* What this task involves:
Every line below that has "JSON" in it should be copied.

---

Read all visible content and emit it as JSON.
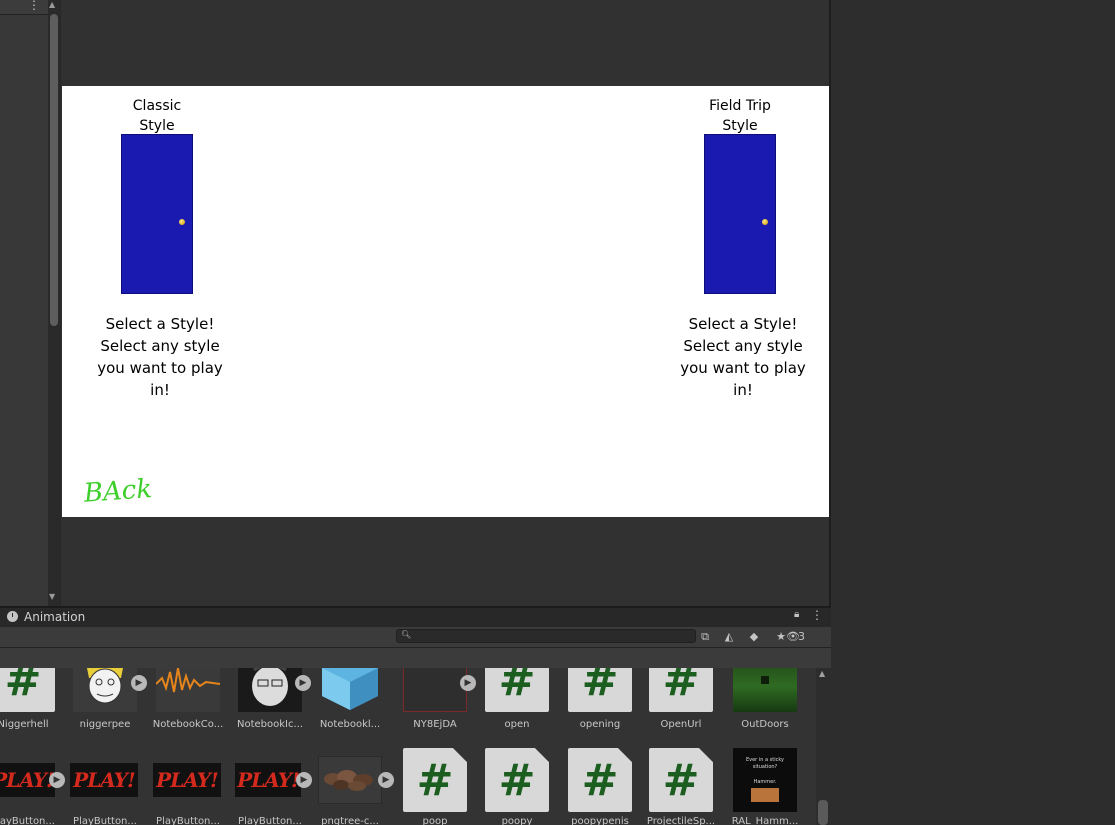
{
  "editor": {
    "left_panel_menu_icon": "kebab-icon"
  },
  "game_view": {
    "left_door": {
      "title_line1": "Classic",
      "title_line2": "Style",
      "desc_line1": "Select a Style!",
      "desc_line2": "Select any style",
      "desc_line3": "you want to play",
      "desc_line4": "in!"
    },
    "right_door": {
      "title_line1": "Field Trip",
      "title_line2": "Style",
      "desc_line1": "Select a Style!",
      "desc_line2": "Select any style",
      "desc_line3": "you want to play",
      "desc_line4": "in!"
    },
    "back_label": "BAck",
    "door_color": "#1a1ab0",
    "back_color": "#3ccf2a"
  },
  "bottom_panel": {
    "tab_label": "Animation",
    "search_placeholder": "",
    "hidden_count": "3"
  },
  "assets_row1": [
    {
      "label": "Niggerhell",
      "type": "script"
    },
    {
      "label": "niggerpee",
      "type": "image"
    },
    {
      "label": "NotebookCo...",
      "type": "audio"
    },
    {
      "label": "NotebookIc...",
      "type": "image"
    },
    {
      "label": "Notebookl...",
      "type": "prefab"
    },
    {
      "label": "NY8EjDA",
      "type": "video"
    },
    {
      "label": "open",
      "type": "script"
    },
    {
      "label": "opening",
      "type": "script"
    },
    {
      "label": "OpenUrl",
      "type": "script"
    },
    {
      "label": "OutDoors",
      "type": "image"
    }
  ],
  "assets_row2": [
    {
      "label": "PlayButton...",
      "type": "image"
    },
    {
      "label": "PlayButton...",
      "type": "image"
    },
    {
      "label": "PlayButton...",
      "type": "image"
    },
    {
      "label": "PlayButton...",
      "type": "image"
    },
    {
      "label": "pngtree-c...",
      "type": "image"
    },
    {
      "label": "poop",
      "type": "script"
    },
    {
      "label": "poopy",
      "type": "script"
    },
    {
      "label": "poopypenis",
      "type": "script"
    },
    {
      "label": "ProjectileSp...",
      "type": "script"
    },
    {
      "label": "RAL_Hamm...",
      "type": "image"
    }
  ],
  "playbutton_text": "PLAY!",
  "script_glyph": "#",
  "poster_line1": "Ever in a sticky",
  "poster_line2": "situation?",
  "poster_line3": "Hammer."
}
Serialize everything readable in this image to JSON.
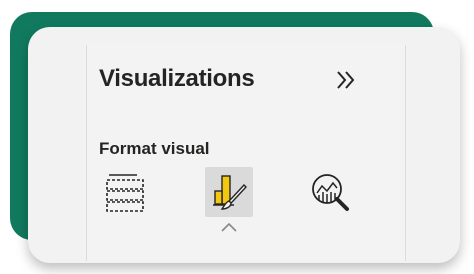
{
  "pane": {
    "title": "Visualizations",
    "subtitle": "Format visual",
    "collapse_icon": "chevron-double-right-icon"
  },
  "tabs": [
    {
      "id": "build",
      "icon": "build-visual-icon",
      "selected": false
    },
    {
      "id": "format",
      "icon": "format-visual-icon",
      "selected": true
    },
    {
      "id": "analytics",
      "icon": "analytics-icon",
      "selected": false
    }
  ],
  "colors": {
    "accent": "#117a5e",
    "format_icon_yellow": "#f2c811",
    "icon_stroke": "#252423"
  }
}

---

* Answer for the task:
Read all visible content and emit it as JSON.
Serialize everything readable in this image to JSON.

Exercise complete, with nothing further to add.